EXERCISE INSTRUCTIONS: Quote all of the data that follows exactly as written, skipping the images.

=== Section Start ===

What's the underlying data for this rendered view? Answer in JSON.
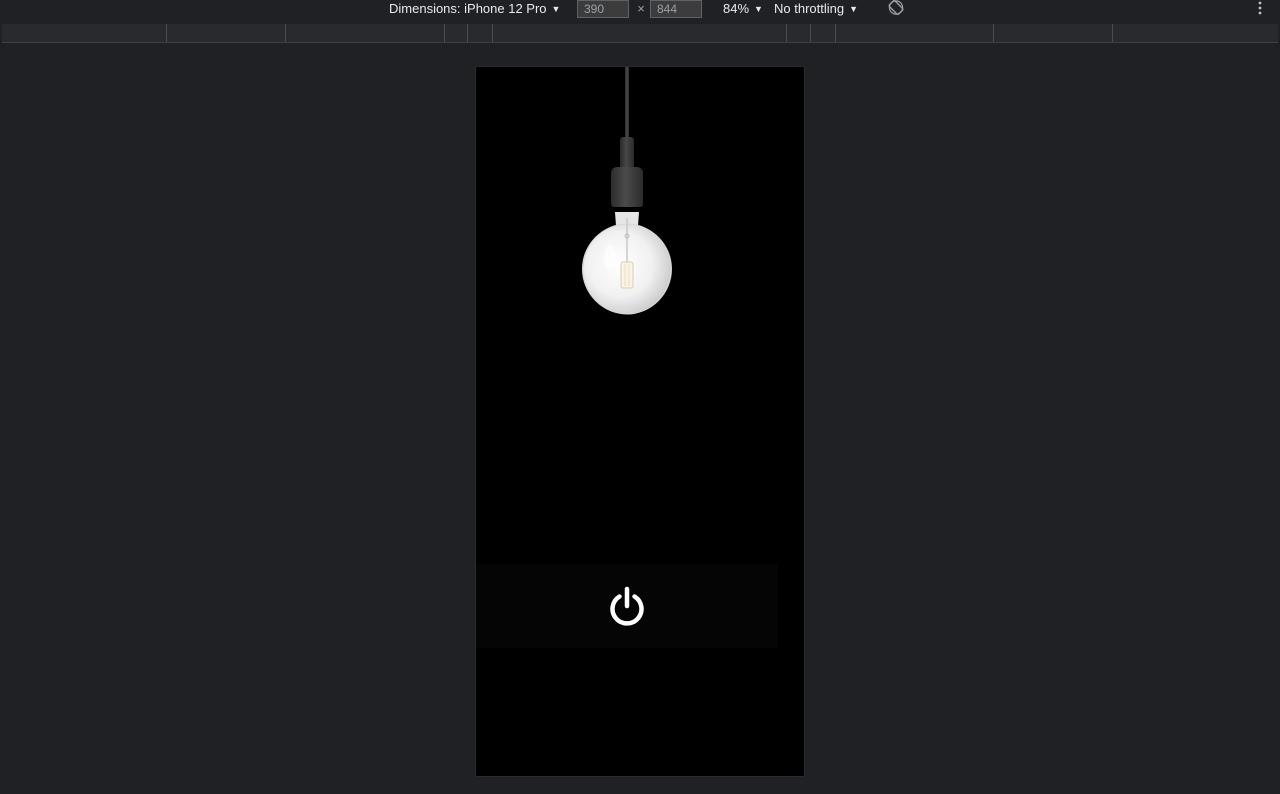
{
  "toolbar": {
    "dimensions_label": "Dimensions: iPhone 12 Pro",
    "width_value": "390",
    "height_value": "844",
    "times_symbol": "×",
    "zoom_label": "84%",
    "throttling_label": "No throttling"
  },
  "icons": {
    "rotate": "rotate-device-icon",
    "more": "more-options-icon",
    "power": "power-icon",
    "bulb": "light-bulb-icon"
  },
  "colors": {
    "devtools_background": "#202124",
    "toolbar_text": "#e8eaed",
    "viewport_background": "#000000",
    "power_icon": "#ffffff"
  },
  "app": {
    "light_state": "off"
  }
}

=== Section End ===

ANSWER SPACE:
What's the underlying data for this rendered view? Answer in JSON.
{
  "toolbar": {
    "dimensions_label": "Dimensions: iPhone 12 Pro",
    "width_value": "390",
    "height_value": "844",
    "times_symbol": "×",
    "zoom_label": "84%",
    "throttling_label": "No throttling"
  },
  "icons": {
    "rotate": "rotate-device-icon",
    "more": "more-options-icon",
    "power": "power-icon",
    "bulb": "light-bulb-icon"
  },
  "colors": {
    "devtools_background": "#202124",
    "toolbar_text": "#e8eaed",
    "viewport_background": "#000000",
    "power_icon": "#ffffff"
  },
  "app": {
    "light_state": "off"
  }
}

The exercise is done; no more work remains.